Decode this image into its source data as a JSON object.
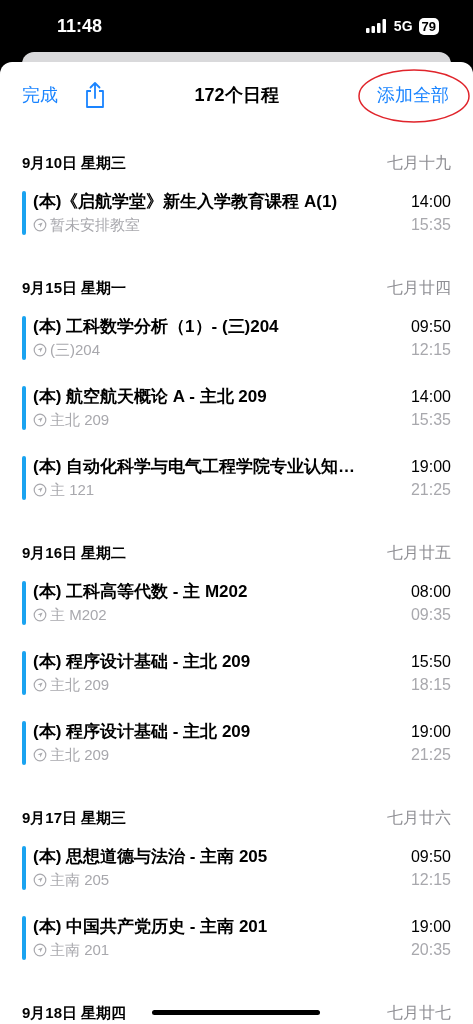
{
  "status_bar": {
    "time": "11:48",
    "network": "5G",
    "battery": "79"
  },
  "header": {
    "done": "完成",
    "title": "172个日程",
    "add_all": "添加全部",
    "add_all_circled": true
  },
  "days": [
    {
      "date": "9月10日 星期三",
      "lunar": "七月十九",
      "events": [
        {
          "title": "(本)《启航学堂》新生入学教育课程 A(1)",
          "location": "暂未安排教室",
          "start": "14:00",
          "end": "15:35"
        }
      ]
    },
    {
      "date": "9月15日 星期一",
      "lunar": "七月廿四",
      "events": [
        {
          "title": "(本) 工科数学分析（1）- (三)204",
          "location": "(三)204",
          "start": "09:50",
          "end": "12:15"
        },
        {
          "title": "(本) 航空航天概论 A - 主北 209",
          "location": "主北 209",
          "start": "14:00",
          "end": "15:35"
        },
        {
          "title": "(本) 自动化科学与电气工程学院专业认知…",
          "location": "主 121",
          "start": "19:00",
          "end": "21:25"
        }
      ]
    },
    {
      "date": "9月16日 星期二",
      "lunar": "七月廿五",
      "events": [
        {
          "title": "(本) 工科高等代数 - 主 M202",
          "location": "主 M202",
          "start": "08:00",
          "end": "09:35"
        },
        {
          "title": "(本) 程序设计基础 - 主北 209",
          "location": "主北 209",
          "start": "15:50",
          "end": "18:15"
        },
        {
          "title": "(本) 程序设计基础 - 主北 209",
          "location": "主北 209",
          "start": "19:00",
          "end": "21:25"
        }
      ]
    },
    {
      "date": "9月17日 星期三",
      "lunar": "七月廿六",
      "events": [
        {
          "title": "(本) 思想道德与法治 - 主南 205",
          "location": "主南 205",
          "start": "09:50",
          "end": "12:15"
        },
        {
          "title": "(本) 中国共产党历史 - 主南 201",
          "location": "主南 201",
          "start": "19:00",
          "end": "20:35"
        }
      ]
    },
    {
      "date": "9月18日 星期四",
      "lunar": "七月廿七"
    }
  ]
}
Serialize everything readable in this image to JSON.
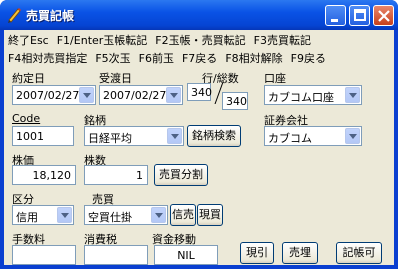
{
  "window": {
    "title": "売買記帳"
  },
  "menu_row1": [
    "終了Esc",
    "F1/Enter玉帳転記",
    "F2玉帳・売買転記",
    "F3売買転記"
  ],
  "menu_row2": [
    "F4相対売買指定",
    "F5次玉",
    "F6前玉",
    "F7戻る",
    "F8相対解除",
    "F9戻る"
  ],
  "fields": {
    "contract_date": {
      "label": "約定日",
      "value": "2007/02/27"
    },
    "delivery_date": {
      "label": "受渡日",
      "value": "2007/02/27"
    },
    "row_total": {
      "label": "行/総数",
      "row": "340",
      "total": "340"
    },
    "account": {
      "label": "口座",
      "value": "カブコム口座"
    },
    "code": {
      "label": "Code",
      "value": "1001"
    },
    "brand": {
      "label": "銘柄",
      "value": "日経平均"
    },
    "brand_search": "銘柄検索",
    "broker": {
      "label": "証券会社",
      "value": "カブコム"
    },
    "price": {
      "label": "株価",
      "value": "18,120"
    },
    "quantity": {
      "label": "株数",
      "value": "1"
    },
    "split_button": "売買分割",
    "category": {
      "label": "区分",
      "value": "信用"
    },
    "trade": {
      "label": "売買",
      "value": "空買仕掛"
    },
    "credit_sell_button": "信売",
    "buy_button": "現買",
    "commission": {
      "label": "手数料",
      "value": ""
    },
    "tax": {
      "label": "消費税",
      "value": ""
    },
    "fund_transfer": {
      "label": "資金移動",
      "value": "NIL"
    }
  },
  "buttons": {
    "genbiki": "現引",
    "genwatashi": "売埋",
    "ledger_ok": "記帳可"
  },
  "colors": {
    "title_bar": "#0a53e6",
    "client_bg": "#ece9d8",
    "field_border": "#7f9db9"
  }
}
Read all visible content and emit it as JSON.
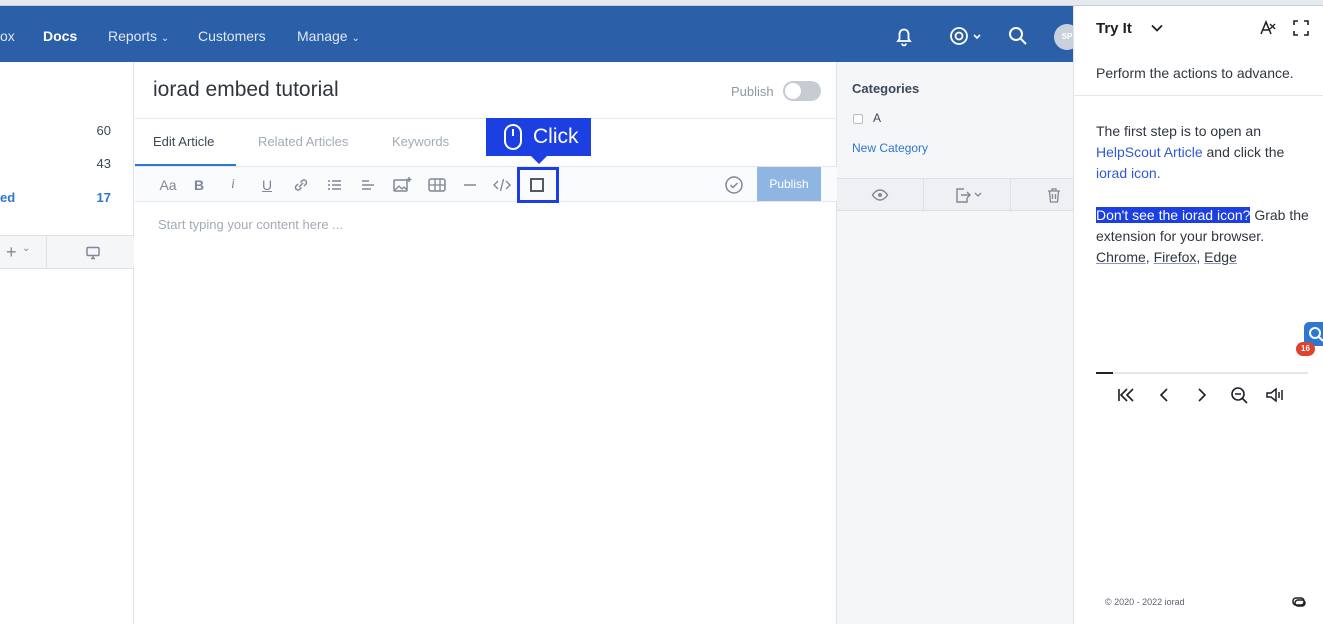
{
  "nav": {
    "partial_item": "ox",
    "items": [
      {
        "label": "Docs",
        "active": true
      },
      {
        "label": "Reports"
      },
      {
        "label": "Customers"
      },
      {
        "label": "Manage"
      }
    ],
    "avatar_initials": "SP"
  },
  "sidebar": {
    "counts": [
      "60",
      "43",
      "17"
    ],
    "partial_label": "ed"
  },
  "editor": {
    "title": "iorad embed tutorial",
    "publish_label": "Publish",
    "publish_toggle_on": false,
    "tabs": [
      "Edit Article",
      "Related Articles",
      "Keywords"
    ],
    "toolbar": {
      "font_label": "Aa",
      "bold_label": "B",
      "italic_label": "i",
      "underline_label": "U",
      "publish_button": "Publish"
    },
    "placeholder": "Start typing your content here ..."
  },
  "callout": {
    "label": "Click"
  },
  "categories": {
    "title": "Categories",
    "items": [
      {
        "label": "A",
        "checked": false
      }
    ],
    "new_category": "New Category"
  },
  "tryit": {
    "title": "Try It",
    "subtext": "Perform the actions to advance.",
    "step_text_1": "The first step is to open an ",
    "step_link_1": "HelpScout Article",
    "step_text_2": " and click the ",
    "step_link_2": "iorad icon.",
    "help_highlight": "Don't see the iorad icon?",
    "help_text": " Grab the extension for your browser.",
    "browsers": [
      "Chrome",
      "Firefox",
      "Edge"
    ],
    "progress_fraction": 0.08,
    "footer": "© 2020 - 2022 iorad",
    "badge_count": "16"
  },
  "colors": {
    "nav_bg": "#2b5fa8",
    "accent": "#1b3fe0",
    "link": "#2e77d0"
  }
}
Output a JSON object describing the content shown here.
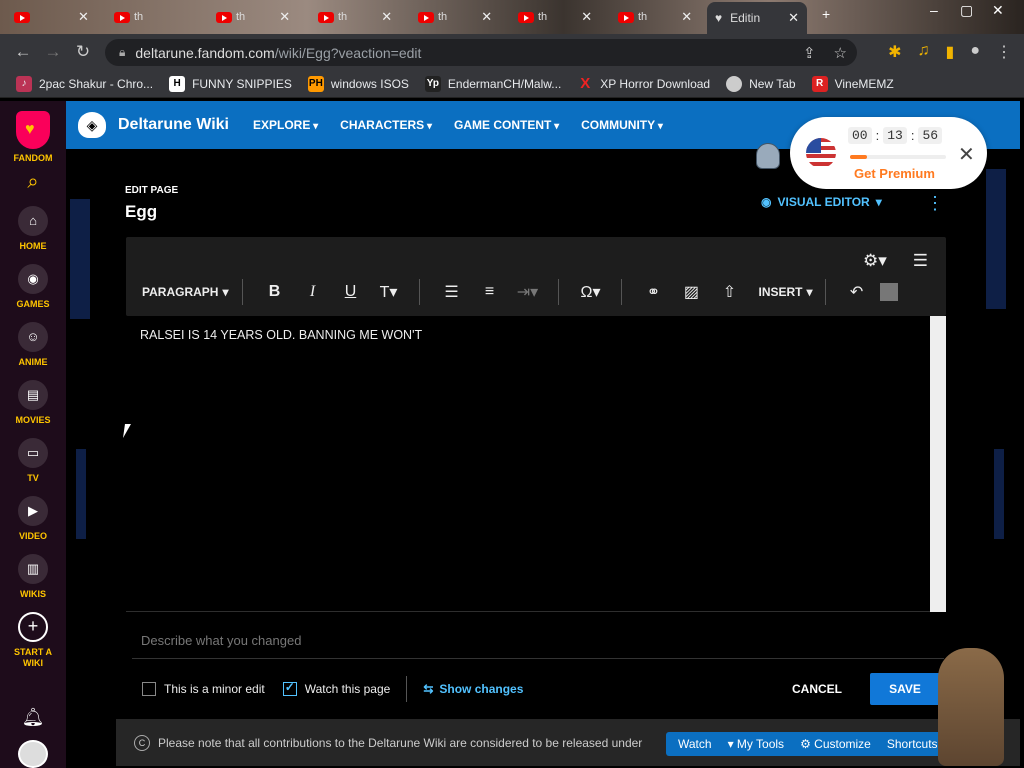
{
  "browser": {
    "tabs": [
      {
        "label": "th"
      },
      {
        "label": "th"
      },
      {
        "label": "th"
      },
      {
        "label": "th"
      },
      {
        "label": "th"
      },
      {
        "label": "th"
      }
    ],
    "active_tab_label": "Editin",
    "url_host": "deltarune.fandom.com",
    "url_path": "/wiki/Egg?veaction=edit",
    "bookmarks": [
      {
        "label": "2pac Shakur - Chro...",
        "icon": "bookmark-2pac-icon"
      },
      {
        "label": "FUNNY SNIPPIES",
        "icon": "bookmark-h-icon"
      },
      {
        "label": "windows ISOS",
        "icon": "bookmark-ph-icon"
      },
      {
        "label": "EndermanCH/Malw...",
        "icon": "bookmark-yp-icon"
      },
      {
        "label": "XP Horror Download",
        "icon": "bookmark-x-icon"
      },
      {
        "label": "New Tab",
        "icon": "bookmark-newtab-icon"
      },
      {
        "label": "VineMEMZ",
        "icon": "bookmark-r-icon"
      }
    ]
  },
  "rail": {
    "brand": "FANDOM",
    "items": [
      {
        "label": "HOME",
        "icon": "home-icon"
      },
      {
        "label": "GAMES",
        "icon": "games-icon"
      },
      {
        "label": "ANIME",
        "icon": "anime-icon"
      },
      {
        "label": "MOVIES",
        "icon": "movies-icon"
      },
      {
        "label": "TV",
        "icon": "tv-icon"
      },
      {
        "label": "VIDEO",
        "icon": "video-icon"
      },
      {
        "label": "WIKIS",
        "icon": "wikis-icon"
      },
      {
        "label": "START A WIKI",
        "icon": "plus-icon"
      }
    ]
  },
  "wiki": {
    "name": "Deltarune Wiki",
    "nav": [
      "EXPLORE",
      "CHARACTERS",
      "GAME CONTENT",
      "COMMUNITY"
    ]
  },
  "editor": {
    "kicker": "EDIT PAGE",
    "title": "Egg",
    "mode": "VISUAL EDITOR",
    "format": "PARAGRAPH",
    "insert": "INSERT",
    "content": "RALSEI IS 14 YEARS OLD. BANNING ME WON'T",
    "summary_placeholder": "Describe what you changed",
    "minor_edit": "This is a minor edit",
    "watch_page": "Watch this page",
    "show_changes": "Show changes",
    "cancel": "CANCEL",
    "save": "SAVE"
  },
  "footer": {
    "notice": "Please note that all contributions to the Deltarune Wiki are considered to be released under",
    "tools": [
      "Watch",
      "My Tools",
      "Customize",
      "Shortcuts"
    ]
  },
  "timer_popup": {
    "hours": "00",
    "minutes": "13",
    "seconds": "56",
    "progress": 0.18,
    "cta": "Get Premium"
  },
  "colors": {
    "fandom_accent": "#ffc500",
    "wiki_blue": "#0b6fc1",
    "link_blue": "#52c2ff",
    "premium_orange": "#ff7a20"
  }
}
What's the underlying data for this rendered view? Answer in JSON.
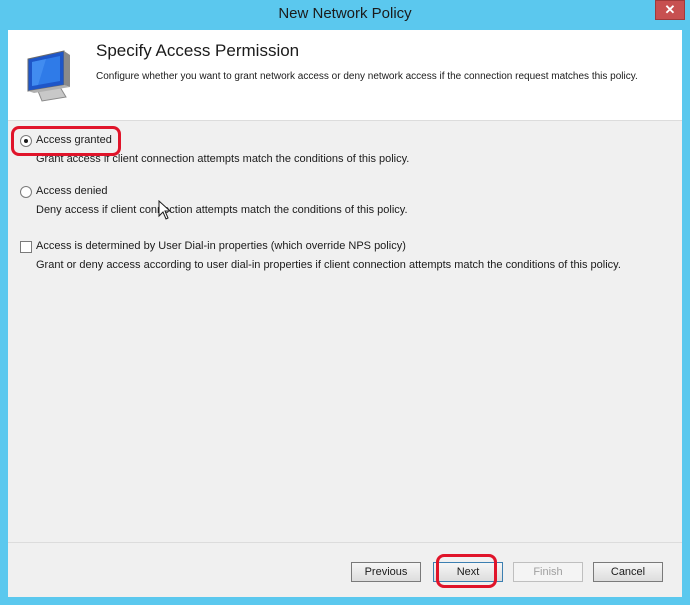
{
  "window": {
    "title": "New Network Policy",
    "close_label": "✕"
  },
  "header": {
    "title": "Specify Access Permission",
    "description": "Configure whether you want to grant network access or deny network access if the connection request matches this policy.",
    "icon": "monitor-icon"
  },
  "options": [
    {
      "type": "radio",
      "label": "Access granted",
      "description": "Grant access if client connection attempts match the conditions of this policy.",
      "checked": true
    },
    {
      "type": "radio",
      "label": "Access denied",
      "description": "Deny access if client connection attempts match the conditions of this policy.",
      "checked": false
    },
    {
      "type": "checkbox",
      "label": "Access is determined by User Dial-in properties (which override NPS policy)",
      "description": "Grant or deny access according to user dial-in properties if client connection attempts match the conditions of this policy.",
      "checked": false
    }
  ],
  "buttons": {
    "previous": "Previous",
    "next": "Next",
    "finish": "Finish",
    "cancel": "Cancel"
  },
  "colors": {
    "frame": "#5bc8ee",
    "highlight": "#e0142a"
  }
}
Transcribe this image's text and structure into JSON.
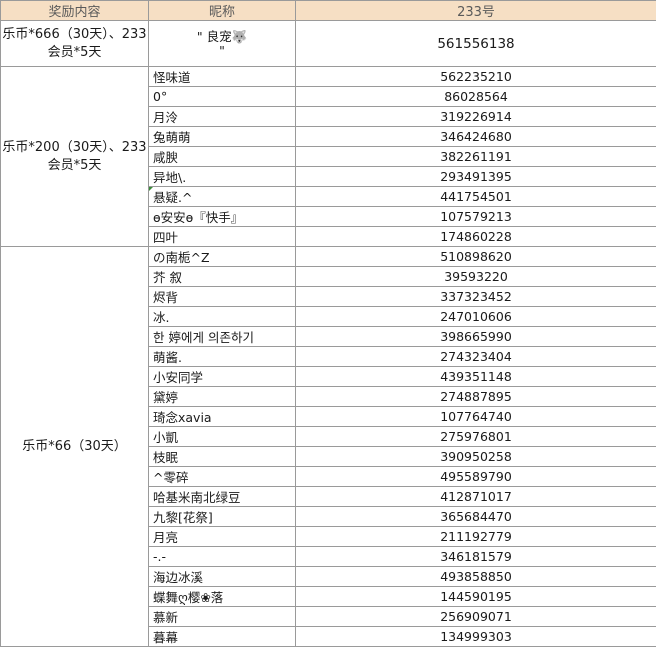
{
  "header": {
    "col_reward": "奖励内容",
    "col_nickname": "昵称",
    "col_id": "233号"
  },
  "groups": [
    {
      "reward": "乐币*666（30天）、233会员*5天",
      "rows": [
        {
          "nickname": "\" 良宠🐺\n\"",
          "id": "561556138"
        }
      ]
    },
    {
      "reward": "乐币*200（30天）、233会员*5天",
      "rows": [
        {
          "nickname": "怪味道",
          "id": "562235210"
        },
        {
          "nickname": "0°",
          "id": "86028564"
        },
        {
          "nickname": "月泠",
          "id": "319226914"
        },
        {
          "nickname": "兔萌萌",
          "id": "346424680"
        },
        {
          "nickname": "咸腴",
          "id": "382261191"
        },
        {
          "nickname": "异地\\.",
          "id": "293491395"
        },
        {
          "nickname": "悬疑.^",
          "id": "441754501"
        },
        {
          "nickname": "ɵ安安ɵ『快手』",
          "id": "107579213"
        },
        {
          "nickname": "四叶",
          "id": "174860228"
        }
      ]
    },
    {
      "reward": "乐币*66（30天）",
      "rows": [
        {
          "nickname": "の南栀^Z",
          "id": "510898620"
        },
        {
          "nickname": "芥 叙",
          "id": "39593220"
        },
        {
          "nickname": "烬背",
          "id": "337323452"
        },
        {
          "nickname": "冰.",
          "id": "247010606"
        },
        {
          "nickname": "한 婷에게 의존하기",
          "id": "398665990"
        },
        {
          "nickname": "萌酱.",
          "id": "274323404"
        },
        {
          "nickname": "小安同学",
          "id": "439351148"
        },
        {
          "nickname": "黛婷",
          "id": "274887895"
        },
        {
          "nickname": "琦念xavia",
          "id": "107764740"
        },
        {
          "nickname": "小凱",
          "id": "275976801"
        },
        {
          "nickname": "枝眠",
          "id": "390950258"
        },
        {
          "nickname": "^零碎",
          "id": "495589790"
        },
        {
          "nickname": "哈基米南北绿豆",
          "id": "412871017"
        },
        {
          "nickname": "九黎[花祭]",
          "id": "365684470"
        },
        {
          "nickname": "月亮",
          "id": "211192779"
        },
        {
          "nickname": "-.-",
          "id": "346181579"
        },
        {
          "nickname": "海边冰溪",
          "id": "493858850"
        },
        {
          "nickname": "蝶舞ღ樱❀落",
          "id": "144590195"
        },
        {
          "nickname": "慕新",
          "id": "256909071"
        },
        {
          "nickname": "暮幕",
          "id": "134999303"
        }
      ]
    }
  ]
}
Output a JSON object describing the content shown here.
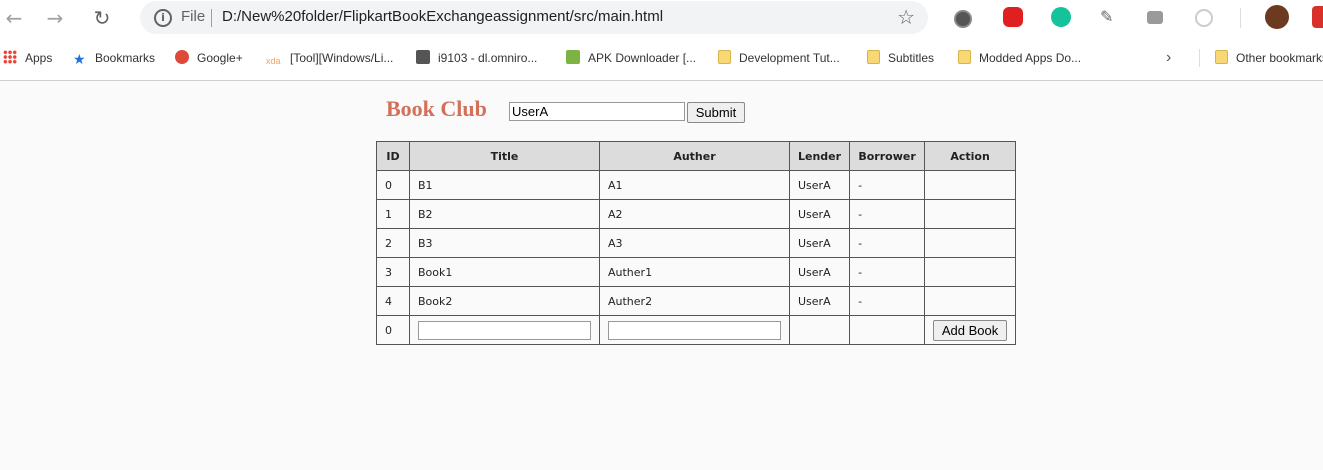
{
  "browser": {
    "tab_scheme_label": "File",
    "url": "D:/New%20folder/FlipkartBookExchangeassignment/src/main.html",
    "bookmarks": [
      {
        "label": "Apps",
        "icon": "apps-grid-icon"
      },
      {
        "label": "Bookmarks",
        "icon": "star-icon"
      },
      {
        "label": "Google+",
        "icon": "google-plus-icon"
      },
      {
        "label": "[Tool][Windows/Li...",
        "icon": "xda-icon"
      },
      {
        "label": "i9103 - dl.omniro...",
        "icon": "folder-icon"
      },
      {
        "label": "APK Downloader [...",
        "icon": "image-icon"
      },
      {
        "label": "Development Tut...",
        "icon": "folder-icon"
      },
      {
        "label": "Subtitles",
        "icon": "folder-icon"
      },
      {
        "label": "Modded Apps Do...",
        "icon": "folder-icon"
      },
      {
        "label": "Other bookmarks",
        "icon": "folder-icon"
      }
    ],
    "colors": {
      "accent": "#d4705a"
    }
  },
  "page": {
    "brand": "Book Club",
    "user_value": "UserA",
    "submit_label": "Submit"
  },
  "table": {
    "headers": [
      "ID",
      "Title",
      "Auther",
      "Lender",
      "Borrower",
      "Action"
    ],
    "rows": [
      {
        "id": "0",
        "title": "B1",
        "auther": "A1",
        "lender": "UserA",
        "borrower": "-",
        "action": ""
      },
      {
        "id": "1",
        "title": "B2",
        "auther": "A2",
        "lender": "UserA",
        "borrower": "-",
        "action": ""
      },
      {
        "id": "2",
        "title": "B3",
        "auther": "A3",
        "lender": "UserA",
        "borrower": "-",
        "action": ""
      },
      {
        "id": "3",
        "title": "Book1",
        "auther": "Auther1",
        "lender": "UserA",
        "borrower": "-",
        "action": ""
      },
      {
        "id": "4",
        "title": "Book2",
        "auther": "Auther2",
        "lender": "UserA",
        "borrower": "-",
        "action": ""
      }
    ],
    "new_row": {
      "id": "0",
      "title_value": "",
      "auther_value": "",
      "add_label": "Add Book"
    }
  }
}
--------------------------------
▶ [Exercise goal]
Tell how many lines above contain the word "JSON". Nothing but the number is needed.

▶ [Your response]
7